Maple is another very popular European hardwood. Also called Field maple, it is commonly found across Europe. The wood is considered hard with a 1,150 lbf (5,110 N) janka rating. Maple is particularly harvested for its sapwood, as the heartwood is not very strong or durable. The maple sapwood can be nearly white to off-white or cream-coloured with a golden hue. Curly grain patterns are also common. Maple grain is straight with a fine texture. Maple wood can be slightly durable to moderately durable depending on the growth cycle. It is generally very easy to work with.

Field maple is used for flooring, furniture, veneering, musical instruments, and turned objects.
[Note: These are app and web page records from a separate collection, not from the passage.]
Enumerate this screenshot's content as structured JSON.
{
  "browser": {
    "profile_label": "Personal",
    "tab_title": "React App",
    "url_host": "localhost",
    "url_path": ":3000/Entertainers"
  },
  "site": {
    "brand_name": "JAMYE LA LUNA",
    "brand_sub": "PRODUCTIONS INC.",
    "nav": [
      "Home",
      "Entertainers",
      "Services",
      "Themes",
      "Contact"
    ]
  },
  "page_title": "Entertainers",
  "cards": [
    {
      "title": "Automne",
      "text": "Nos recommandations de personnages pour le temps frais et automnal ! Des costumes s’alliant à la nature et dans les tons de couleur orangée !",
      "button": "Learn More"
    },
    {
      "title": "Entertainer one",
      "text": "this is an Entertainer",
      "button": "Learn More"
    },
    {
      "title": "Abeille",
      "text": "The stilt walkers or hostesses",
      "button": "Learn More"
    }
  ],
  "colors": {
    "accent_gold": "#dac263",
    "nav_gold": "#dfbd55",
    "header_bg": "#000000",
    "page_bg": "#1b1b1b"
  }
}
European Chestnut

European Chestnut, commonly known as Sweet Chestnut or Castanea sativa, is a chestnut species found mainly in Europe and some parts of Asia. It is a moderately strong wood with a 680 lbf (3,010 N) janka rating. The heartwood is light-medium brown that becomes darker with age. The grain is straight but can also be interlocked or spiral and the texture is uneven and coarse. Despite being only moderately hard, chestnut is remarkably durable, though it is prone to insect attack. It is easy to work with both machine and hand tools.

Uses of chestnut wood include furniture, decorative veneer, carvings, barrels, masts, beams, containers, casks, fixtures, and furnishing.

European Birch

European white birch or Downy birch is found in Northern Europe and also in some regions of Asia, Greenland, and Iceland. It is a strong hardwood with a 930 lbf (4,140 N) janka rating, though durability is low and the wood is almost perishable in terms of resistance to decay, rot and insect attack. European birch has a light reddish brown heartwood and almost white sapwood. The grain is generally straight but sometimes wavy and the texture is fine and even. The wood is generally easy to work with. Priced in the same lines of oak and maple.

Popular uses of European birch include plywood, interior trim, boxes, crates, small wood items, and turned objects.

European Cherry

European Cherry or Sweet Cherry is a wood species based in Europe and Asia. It is a strong hardwood with a 1,150 lbf (5,120 N) janka rating, though it is only moderately durable. The heartwood colour varies from light pinkish brown in freshly sawn wood to deep golden brown in aged wood. Sapwood is pale yellowish. The texture is fine or medium and the grain is generally straight but sometimes wavy. Sweet Cherry can be prone to decay and insect attack. It is easy to work with both hand and machine tools.

European Cherry hardwood is commonly used for furniture, veneering, carvings, cabinetry, musical instruments, and turned objects.

European Beech

European Beech is very strong and has a 1,450 lbf (6,460 N) janka rating, though it is non-durable and has poor resistance to insects. The heartwood is pale straw-coloured with a pink hue and the grain is straight. Beech is used for flooring, boatbuilding, veneering, cabinetry, lumber, furniture, plywood, and musical instruments.

European White ash

White Ash or European Ash is a light to medium brown timber with a straight and regular grain and a medium/coarse texture. Though it has a high hardness rating, it is almost non-durable and prone to insect attack. It is used for flooring, baseball bats and other sports equipment, millwork, boxes, crates, and turned objects.

European Larch

European Larch is sourced from Central Europe. It has yellow to medium reddish brown heartwood and almost white sapwood. The grain is straight and the texture is fine to medium. The wood is moderately durable and is used for veneering, boatbuilding, flooring, and lumber.

Italian walnut, Poplar and European lime are other popular European wood species. If you want to purchase European wood timber at wholesale price, feel free to contact us to enquire about the availability, price and specifications of our wood.